Records to process —
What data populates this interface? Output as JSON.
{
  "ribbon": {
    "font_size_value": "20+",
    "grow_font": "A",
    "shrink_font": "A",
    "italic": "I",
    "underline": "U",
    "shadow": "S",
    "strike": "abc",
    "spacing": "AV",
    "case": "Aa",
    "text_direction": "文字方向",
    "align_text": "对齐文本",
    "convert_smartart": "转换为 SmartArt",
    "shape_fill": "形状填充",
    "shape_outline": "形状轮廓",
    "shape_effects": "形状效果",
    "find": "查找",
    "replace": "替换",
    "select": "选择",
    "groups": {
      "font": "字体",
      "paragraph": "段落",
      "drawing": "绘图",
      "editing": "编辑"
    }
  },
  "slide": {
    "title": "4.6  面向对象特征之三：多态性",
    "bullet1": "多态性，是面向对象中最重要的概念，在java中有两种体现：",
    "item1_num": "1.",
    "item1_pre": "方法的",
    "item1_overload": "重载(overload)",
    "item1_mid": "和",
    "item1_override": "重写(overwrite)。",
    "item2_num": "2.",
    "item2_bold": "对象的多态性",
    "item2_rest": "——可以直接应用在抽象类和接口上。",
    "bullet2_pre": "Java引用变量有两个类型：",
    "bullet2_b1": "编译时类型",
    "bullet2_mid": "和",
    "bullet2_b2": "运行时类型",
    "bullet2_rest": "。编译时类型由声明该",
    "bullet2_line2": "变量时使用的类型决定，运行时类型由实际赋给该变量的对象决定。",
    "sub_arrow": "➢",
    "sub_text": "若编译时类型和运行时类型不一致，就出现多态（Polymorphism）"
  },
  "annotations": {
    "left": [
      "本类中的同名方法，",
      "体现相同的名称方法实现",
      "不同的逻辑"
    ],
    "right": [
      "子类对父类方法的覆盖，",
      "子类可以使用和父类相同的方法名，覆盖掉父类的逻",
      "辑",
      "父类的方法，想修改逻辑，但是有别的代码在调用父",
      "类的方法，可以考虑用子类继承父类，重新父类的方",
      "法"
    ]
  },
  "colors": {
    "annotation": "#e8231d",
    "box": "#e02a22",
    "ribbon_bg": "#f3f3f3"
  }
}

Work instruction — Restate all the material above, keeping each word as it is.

Task response —
What data populates this interface? Output as JSON.
{
  "ribbon": {
    "font_size_value": "20+",
    "grow_font": "A",
    "shrink_font": "A",
    "italic": "I",
    "underline": "U",
    "shadow": "S",
    "strike": "abc",
    "spacing": "AV",
    "case": "Aa",
    "text_direction": "文字方向",
    "align_text": "对齐文本",
    "convert_smartart": "转换为 SmartArt",
    "shape_fill": "形状填充",
    "shape_outline": "形状轮廓",
    "shape_effects": "形状效果",
    "find": "查找",
    "replace": "替换",
    "select": "选择",
    "groups": {
      "font": "字体",
      "paragraph": "段落",
      "drawing": "绘图",
      "editing": "编辑"
    }
  },
  "slide": {
    "title": "4.6  面向对象特征之三：多态性",
    "bullet1": "多态性，是面向对象中最重要的概念，在java中有两种体现：",
    "item1_num": "1.",
    "item1_pre": "方法的",
    "item1_overload": "重载(overload)",
    "item1_mid": "和",
    "item1_override": "重写(overwrite)。",
    "item2_num": "2.",
    "item2_bold": "对象的多态性",
    "item2_rest": "——可以直接应用在抽象类和接口上。",
    "bullet2_pre": "Java引用变量有两个类型：",
    "bullet2_b1": "编译时类型",
    "bullet2_mid": "和",
    "bullet2_b2": "运行时类型",
    "bullet2_rest": "。编译时类型由声明该",
    "bullet2_line2": "变量时使用的类型决定，运行时类型由实际赋给该变量的对象决定。",
    "sub_arrow": "➢",
    "sub_text": "若编译时类型和运行时类型不一致，就出现多态（Polymorphism）"
  },
  "annotations": {
    "left": [
      "本类中的同名方法，",
      "体现相同的名称方法实现",
      "不同的逻辑"
    ],
    "right": [
      "子类对父类方法的覆盖，",
      "子类可以使用和父类相同的方法名，覆盖掉父类的逻",
      "辑",
      "父类的方法，想修改逻辑，但是有别的代码在调用父",
      "类的方法，可以考虑用子类继承父类，重新父类的方",
      "法"
    ]
  },
  "colors": {
    "annotation": "#e8231d",
    "box": "#e02a22",
    "ribbon_bg": "#f3f3f3"
  }
}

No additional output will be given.